### WHAT THE TASK REQUIRES
An identical copy of all records below is to be written out.

--- SUPPLIED INFORMATION ---

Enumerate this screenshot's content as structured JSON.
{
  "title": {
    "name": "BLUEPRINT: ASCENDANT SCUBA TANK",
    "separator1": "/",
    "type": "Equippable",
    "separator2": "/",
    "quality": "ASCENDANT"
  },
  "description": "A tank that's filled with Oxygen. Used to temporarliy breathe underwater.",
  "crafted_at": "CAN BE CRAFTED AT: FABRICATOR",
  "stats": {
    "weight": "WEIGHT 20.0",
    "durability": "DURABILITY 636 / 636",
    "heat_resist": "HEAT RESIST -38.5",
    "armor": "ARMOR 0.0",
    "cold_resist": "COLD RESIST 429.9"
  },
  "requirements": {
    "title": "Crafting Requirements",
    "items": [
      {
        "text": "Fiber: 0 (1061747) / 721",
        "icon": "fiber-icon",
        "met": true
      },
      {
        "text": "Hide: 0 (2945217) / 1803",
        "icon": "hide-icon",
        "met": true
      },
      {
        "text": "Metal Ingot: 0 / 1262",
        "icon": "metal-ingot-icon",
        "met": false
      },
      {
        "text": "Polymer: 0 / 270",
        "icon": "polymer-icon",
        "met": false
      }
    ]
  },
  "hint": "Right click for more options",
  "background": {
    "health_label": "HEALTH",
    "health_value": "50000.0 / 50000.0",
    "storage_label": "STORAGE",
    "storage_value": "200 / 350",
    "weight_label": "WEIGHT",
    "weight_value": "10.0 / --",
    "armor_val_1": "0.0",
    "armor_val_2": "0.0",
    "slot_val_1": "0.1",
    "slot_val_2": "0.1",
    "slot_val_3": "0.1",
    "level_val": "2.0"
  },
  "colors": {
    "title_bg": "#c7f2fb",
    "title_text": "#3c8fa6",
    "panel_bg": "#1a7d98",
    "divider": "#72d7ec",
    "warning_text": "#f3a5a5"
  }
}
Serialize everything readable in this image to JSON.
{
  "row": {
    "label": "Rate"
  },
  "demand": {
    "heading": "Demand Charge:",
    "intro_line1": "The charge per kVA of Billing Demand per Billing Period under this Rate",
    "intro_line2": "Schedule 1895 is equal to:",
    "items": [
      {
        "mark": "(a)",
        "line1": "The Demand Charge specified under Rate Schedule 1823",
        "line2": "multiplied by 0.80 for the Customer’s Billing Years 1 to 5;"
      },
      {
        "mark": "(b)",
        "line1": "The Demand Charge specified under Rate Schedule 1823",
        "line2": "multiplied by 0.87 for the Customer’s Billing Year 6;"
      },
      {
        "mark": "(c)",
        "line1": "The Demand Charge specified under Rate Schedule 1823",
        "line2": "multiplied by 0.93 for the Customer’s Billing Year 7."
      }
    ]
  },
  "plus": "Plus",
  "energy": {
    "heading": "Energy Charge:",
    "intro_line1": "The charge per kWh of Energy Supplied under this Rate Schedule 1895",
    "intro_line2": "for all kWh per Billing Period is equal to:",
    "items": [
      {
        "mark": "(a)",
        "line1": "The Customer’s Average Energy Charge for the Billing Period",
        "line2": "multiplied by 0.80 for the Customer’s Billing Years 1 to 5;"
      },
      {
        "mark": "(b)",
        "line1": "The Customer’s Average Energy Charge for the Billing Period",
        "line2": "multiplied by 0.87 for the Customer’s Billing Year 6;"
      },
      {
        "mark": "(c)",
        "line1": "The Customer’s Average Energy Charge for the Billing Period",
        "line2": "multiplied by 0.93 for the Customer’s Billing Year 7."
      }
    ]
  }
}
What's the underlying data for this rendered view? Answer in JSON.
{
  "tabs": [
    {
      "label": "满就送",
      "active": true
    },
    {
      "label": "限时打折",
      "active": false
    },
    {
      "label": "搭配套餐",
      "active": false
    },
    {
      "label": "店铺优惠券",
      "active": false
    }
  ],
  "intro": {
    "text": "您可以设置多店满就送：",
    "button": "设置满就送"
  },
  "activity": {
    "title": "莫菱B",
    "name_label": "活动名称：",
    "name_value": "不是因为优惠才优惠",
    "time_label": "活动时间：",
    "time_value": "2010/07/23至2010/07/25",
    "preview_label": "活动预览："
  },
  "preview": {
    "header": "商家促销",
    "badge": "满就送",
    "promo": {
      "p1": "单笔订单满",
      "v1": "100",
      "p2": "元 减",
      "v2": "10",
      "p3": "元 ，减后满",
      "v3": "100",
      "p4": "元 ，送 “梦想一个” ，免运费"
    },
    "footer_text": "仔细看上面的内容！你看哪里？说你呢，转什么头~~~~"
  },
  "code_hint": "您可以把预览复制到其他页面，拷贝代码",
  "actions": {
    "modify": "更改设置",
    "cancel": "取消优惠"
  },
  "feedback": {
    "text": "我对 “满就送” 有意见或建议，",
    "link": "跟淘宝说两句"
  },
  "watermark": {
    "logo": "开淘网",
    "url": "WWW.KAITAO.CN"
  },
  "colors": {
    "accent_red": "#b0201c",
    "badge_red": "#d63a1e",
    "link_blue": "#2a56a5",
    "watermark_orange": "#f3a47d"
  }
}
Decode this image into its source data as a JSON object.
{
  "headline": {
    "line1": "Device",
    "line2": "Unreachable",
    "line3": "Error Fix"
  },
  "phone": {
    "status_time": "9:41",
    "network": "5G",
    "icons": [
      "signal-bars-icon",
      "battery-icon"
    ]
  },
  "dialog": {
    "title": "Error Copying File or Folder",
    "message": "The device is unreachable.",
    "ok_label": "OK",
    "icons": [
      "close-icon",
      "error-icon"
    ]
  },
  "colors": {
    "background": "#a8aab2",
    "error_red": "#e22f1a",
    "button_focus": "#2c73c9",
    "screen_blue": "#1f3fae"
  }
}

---

### OUTPUT OF THE TASK
Enumerate this screenshot's content as structured JSON.
{
  "title": {
    "name": "BLUEPRINT: ASCENDANT SCUBA TANK",
    "separator1": "/",
    "type": "Equippable",
    "separator2": "/",
    "quality": "ASCENDANT"
  },
  "description": "A tank that's filled with Oxygen. Used to temporarliy breathe underwater.",
  "crafted_at": "CAN BE CRAFTED AT: FABRICATOR",
  "stats": {
    "weight": "WEIGHT 20.0",
    "durability": "DURABILITY 636 / 636",
    "heat_resist": "HEAT RESIST -38.5",
    "armor": "ARMOR 0.0",
    "cold_resist": "COLD RESIST 429.9"
  },
  "requirements": {
    "title": "Crafting Requirements",
    "items": [
      {
        "text": "Fiber: 0 (1061747) / 721",
        "icon": "fiber-icon",
        "met": true
      },
      {
        "text": "Hide: 0 (2945217) / 1803",
        "icon": "hide-icon",
        "met": true
      },
      {
        "text": "Metal Ingot: 0 / 1262",
        "icon": "metal-ingot-icon",
        "met": false
      },
      {
        "text": "Polymer: 0 / 270",
        "icon": "polymer-icon",
        "met": false
      }
    ]
  },
  "hint": "Right click for more options",
  "background": {
    "health_label": "HEALTH",
    "health_value": "50000.0 / 50000.0",
    "storage_label": "STORAGE",
    "storage_value": "200 / 350",
    "weight_label": "WEIGHT",
    "weight_value": "10.0 / --",
    "armor_val_1": "0.0",
    "armor_val_2": "0.0",
    "slot_val_1": "0.1",
    "slot_val_2": "0.1",
    "slot_val_3": "0.1",
    "level_val": "2.0"
  },
  "colors": {
    "title_bg": "#c7f2fb",
    "title_text": "#3c8fa6",
    "panel_bg": "#1a7d98",
    "divider": "#72d7ec",
    "warning_text": "#f3a5a5"
  }
}
Serialize everything readable in this image to JSON.
{
  "row": {
    "label": "Rate"
  },
  "demand": {
    "heading": "Demand Charge:",
    "intro_line1": "The charge per kVA of Billing Demand per Billing Period under this Rate",
    "intro_line2": "Schedule 1895 is equal to:",
    "items": [
      {
        "mark": "(a)",
        "line1": "The Demand Charge specified under Rate Schedule 1823",
        "line2": "multiplied by 0.80 for the Customer’s Billing Years 1 to 5;"
      },
      {
        "mark": "(b)",
        "line1": "The Demand Charge specified under Rate Schedule 1823",
        "line2": "multiplied by 0.87 for the Customer’s Billing Year 6;"
      },
      {
        "mark": "(c)",
        "line1": "The Demand Charge specified under Rate Schedule 1823",
        "line2": "multiplied by 0.93 for the Customer’s Billing Year 7."
      }
    ]
  },
  "plus": "Plus",
  "energy": {
    "heading": "Energy Charge:",
    "intro_line1": "The charge per kWh of Energy Supplied under this Rate Schedule 1895",
    "intro_line2": "for all kWh per Billing Period is equal to:",
    "items": [
      {
        "mark": "(a)",
        "line1": "The Customer’s Average Energy Charge for the Billing Period",
        "line2": "multiplied by 0.80 for the Customer’s Billing Years 1 to 5;"
      },
      {
        "mark": "(b)",
        "line1": "The Customer’s Average Energy Charge for the Billing Period",
        "line2": "multiplied by 0.87 for the Customer’s Billing Year 6;"
      },
      {
        "mark": "(c)",
        "line1": "The Customer’s Average Energy Charge for the Billing Period",
        "line2": "multiplied by 0.93 for the Customer’s Billing Year 7."
      }
    ]
  }
}
What's the underlying data for this rendered view? Answer in JSON.
{
  "tabs": [
    {
      "label": "满就送",
      "active": true
    },
    {
      "label": "限时打折",
      "active": false
    },
    {
      "label": "搭配套餐",
      "active": false
    },
    {
      "label": "店铺优惠券",
      "active": false
    }
  ],
  "intro": {
    "text": "您可以设置多店满就送：",
    "button": "设置满就送"
  },
  "activity": {
    "title": "莫菱B",
    "name_label": "活动名称：",
    "name_value": "不是因为优惠才优惠",
    "time_label": "活动时间：",
    "time_value": "2010/07/23至2010/07/25",
    "preview_label": "活动预览："
  },
  "preview": {
    "header": "商家促销",
    "badge": "满就送",
    "promo": {
      "p1": "单笔订单满",
      "v1": "100",
      "p2": "元 减",
      "v2": "10",
      "p3": "元 ，减后满",
      "v3": "100",
      "p4": "元 ，送 “梦想一个” ，免运费"
    },
    "footer_text": "仔细看上面的内容！你看哪里？说你呢，转什么头~~~~"
  },
  "code_hint": "您可以把预览复制到其他页面，拷贝代码",
  "actions": {
    "modify": "更改设置",
    "cancel": "取消优惠"
  },
  "feedback": {
    "text": "我对 “满就送” 有意见或建议，",
    "link": "跟淘宝说两句"
  },
  "watermark": {
    "logo": "开淘网",
    "url": "WWW.KAITAO.CN"
  },
  "colors": {
    "accent_red": "#b0201c",
    "badge_red": "#d63a1e",
    "link_blue": "#2a56a5",
    "watermark_orange": "#f3a47d"
  }
}
Decode this image into its source data as a JSON object.
{
  "headline": {
    "line1": "Device",
    "line2": "Unreachable",
    "line3": "Error Fix"
  },
  "phone": {
    "status_time": "9:41",
    "network": "5G",
    "icons": [
      "signal-bars-icon",
      "battery-icon"
    ]
  },
  "dialog": {
    "title": "Error Copying File or Folder",
    "message": "The device is unreachable.",
    "ok_label": "OK",
    "icons": [
      "close-icon",
      "error-icon"
    ]
  },
  "colors": {
    "background": "#a8aab2",
    "error_red": "#e22f1a",
    "button_focus": "#2c73c9",
    "screen_blue": "#1f3fae"
  }
}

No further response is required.